|International Classification||C09C1/22, C01G49/00, C09C1/28, C09C1/00|
|Cooperative Classification||C09C1/0012, C01P2002/08, C01P2002/52|
|Apr 30, 1991||AS||Assignment|
Owner name: DEGUSSA AKTIENGESELLSCHAFT, WEISSFRAUEN-STRASSE 9,
Free format text: ASSIGNMENT OF ASSIGNORS INTEREST.;ASSIGNORS:SPEER, DIETRICH;KISS, AKOS;KLEINSCHMIT, PETER;REEL/FRAME:005681/0232
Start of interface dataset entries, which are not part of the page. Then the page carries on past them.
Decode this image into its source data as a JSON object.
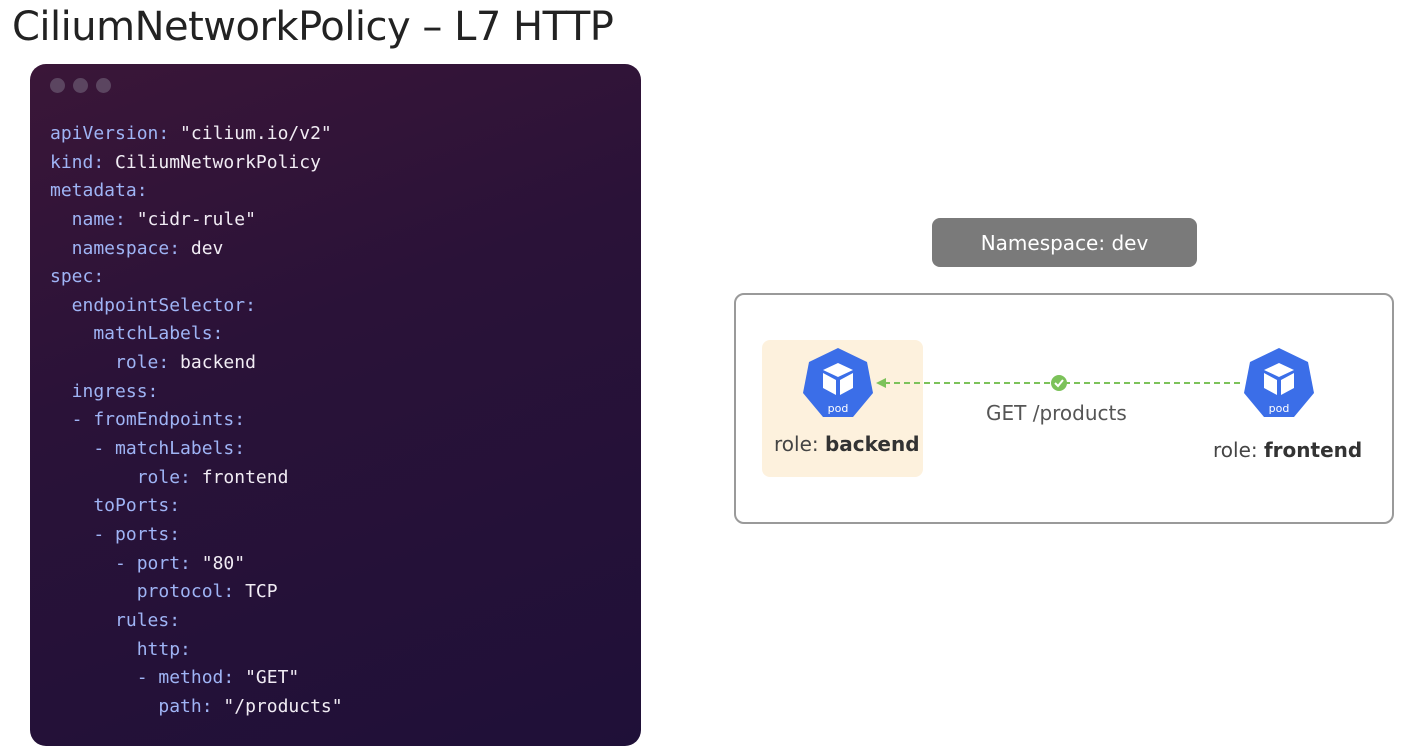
{
  "slide": {
    "title": "CiliumNetworkPolicy – L7 HTTP"
  },
  "code_window": {
    "lines": [
      {
        "key": "apiVersion:",
        "value": " \"cilium.io/v2\""
      },
      {
        "key": "kind:",
        "value": " CiliumNetworkPolicy"
      },
      {
        "key": "metadata:",
        "value": ""
      },
      {
        "key": "  name:",
        "value": " \"cidr-rule\""
      },
      {
        "key": "  namespace:",
        "value": " dev"
      },
      {
        "key": "spec:",
        "value": ""
      },
      {
        "key": "  endpointSelector:",
        "value": ""
      },
      {
        "key": "    matchLabels:",
        "value": ""
      },
      {
        "key": "      role:",
        "value": " backend"
      },
      {
        "key": "  ingress:",
        "value": ""
      },
      {
        "key": "  - fromEndpoints:",
        "value": ""
      },
      {
        "key": "    - matchLabels:",
        "value": ""
      },
      {
        "key": "        role:",
        "value": " frontend"
      },
      {
        "key": "    toPorts:",
        "value": ""
      },
      {
        "key": "    - ports:",
        "value": ""
      },
      {
        "key": "      - port:",
        "value": " \"80\""
      },
      {
        "key": "        protocol:",
        "value": " TCP"
      },
      {
        "key": "      rules:",
        "value": ""
      },
      {
        "key": "        http:",
        "value": ""
      },
      {
        "key": "        - method:",
        "value": " \"GET\""
      },
      {
        "key": "          path:",
        "value": " \"/products\""
      }
    ]
  },
  "diagram": {
    "namespace_label": "Namespace: dev",
    "backend": {
      "pod_label": "pod",
      "role_prefix": "role: ",
      "role_value": "backend",
      "icon": "kubernetes-pod-icon"
    },
    "frontend": {
      "pod_label": "pod",
      "role_prefix": "role: ",
      "role_value": "frontend",
      "icon": "kubernetes-pod-icon"
    },
    "edge_label": "GET /products",
    "colors": {
      "pod_blue": "#3b6ee8",
      "edge_green": "#7cc25a",
      "highlight": "#fdf1dd",
      "namespace_gray": "#7a7a7a"
    }
  }
}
Effective date: 19910404
|Jan 27, 1995||FPAY||Fee payment|
Year of fee payment: 4
|Mar 23, 1999||REMI||Maintenance fee reminder mailed|
|Aug 29, 1999||LAPS||Lapse for failure to pay maintenance fees|
|Nov 9, 1999||FP||Expired due to failure to pay maintenance fee|
Effective date: 19990827